We have had a terrible cold and flu season.  So much coughing and so much mucus (TMI, I know but still . . . so much!).  This past week has been fairly mild so we went on a walk to look for signs of spring.

img_0226i

Picture taken by our grandson while on a walk around the yard looking for signs of spring. (A little blurry but still so cute. Our grandson got his feet too!) The yellow flowers are called Winter Aconites. These are always the first to bloom and such cheery sight to see on cold gray February days.

img_1534i

Dino toddler broke out his garden tools this week and headed to the garden.  He dug and sifted through the rich garden soil.  (Look how green the grass is already. We will be mowing by Saint Patrick’s Day!)

IMG_9881 color splash web

Soon, it will be time to plant peas.

Looking forward to planting our peas around Saint Patrick’s Day and planning our vegetable garden.  This year we will need to move and consolidate some raised beds due to some white pines that are encroaching into our sunny  garden spot which is okay because that means less is more.
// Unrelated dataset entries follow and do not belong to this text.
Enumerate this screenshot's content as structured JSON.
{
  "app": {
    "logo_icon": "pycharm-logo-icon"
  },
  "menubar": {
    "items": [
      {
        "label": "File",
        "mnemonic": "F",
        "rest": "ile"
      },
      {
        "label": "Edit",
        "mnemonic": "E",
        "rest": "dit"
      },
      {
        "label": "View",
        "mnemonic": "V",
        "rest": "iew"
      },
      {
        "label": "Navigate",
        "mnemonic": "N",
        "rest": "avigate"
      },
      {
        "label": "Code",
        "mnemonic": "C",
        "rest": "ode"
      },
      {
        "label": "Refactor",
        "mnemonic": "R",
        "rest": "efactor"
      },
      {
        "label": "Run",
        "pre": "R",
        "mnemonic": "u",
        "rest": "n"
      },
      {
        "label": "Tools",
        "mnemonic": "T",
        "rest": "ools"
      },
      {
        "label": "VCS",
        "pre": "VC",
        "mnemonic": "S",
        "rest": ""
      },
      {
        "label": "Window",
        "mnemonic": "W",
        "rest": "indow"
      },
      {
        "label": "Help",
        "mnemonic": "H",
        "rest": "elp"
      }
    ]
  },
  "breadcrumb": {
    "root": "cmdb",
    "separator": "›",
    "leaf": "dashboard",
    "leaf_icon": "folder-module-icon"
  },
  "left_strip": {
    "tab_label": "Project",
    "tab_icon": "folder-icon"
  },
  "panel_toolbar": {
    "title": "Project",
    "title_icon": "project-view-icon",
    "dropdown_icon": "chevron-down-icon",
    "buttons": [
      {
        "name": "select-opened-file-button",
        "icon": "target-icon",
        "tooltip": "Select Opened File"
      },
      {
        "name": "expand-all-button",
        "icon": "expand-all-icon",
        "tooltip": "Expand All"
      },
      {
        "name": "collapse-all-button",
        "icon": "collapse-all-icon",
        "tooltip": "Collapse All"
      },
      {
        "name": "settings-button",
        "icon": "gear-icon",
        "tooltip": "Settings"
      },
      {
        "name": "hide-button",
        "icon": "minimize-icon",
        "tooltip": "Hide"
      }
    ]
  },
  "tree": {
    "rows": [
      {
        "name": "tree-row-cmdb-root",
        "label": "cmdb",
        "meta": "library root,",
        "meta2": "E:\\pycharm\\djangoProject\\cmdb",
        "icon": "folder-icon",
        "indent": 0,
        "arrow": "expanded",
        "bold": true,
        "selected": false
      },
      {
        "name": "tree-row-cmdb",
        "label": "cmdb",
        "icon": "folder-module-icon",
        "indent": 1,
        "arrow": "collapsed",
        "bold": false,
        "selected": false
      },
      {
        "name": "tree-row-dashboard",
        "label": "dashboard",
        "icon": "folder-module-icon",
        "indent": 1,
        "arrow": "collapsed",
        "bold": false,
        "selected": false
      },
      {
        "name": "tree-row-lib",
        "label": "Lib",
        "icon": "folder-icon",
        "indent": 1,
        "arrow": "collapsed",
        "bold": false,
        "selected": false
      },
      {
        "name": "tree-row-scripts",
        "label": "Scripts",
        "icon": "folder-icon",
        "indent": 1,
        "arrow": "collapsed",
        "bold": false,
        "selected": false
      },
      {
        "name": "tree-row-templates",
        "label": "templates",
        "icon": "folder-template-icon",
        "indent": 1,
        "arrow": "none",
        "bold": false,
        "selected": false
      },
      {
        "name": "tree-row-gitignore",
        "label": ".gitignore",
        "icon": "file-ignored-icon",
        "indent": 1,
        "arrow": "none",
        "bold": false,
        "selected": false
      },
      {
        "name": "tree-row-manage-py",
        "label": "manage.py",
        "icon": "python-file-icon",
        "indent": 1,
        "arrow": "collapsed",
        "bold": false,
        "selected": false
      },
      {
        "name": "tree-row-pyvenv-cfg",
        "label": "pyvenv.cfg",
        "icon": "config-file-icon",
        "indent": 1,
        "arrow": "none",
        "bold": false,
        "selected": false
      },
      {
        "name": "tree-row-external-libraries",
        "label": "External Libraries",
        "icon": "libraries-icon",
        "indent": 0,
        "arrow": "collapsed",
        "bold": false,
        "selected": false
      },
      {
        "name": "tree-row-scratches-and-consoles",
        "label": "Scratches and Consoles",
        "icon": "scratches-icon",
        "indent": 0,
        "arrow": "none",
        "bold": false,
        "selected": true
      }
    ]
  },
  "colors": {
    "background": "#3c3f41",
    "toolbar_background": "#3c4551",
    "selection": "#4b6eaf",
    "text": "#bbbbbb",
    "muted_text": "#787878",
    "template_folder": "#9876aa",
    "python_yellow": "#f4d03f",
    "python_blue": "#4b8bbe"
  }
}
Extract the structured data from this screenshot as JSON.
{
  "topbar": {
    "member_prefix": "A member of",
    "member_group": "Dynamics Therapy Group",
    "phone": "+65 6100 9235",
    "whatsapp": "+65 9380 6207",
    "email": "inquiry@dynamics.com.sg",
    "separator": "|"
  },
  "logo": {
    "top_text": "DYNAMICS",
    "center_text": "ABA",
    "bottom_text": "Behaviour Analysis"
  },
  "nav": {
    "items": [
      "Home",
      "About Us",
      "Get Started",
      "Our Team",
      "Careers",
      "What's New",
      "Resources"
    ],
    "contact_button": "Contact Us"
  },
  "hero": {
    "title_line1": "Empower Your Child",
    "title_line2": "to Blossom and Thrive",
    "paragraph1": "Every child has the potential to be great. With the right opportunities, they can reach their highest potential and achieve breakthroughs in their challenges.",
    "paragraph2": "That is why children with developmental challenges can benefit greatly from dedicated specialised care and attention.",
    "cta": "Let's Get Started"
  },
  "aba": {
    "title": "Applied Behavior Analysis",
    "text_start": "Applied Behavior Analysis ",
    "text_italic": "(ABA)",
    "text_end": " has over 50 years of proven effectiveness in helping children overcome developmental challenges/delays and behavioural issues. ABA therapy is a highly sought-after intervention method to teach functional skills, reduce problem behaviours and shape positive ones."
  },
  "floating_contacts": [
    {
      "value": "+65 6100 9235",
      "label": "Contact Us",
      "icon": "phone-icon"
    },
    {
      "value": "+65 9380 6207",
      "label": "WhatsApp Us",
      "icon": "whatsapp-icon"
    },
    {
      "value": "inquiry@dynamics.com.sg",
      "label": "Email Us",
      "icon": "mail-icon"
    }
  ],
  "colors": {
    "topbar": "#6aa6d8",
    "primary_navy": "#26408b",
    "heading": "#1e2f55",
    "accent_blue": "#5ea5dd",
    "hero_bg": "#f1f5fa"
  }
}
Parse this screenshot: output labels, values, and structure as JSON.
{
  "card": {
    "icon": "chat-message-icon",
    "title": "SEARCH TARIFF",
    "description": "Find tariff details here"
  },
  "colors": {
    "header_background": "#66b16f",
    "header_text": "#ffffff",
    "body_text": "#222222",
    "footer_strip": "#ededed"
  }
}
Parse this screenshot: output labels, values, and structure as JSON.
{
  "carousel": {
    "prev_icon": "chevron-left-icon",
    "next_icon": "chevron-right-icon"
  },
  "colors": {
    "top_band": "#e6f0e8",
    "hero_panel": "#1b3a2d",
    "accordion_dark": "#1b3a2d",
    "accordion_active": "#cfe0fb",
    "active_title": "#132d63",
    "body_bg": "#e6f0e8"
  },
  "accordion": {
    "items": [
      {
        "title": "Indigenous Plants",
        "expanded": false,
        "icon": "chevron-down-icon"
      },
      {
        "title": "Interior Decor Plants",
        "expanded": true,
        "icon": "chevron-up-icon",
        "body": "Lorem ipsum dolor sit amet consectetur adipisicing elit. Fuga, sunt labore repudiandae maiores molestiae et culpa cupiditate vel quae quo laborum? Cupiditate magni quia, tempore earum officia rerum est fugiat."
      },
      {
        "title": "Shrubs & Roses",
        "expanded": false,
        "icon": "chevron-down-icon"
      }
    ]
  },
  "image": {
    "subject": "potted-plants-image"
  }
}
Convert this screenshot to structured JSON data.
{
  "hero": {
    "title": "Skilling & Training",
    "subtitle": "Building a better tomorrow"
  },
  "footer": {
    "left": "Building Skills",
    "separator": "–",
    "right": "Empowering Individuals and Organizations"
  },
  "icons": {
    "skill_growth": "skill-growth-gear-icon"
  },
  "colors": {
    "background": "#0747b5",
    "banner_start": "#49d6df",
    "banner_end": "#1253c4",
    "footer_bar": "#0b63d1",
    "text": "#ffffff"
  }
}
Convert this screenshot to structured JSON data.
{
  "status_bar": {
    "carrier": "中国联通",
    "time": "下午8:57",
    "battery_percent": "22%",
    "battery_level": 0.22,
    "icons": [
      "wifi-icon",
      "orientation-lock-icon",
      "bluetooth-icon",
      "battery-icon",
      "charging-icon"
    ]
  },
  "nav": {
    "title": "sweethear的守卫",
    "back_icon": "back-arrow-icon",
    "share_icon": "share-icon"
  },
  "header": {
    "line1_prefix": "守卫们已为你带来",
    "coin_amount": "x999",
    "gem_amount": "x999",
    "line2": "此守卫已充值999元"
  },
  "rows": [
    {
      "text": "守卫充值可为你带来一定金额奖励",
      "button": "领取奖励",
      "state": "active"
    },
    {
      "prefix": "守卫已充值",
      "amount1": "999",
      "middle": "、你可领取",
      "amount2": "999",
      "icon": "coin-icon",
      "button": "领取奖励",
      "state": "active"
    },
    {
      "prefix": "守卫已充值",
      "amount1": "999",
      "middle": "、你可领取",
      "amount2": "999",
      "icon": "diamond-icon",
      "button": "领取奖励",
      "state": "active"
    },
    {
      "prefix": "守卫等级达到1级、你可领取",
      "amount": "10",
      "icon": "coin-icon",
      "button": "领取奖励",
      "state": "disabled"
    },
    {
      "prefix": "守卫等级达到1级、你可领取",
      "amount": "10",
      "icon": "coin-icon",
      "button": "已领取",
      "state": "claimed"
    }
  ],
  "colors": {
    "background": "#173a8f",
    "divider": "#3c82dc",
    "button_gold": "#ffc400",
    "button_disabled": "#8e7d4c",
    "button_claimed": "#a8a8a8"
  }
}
I want to use the space more efficiently.  Instead of planting two, three or four of each kind of vegetable, simply plant one of each such as one cherry tomato, one regular size tomato (haven’t decided which kind yet), one squash, one zucchini and cucumber.  Every year I plant WAY more than we can handle and by July we are overwhelmed!  That is my  gardening plan and I’m sticking to it!

As for pottery, I have plans!  I am eager to try some new ideas I read about this year.

If this mild weather continues and colds and flu stay at bay, I will have my hands in mud one way or another!  Yeah, spring!

Save

Save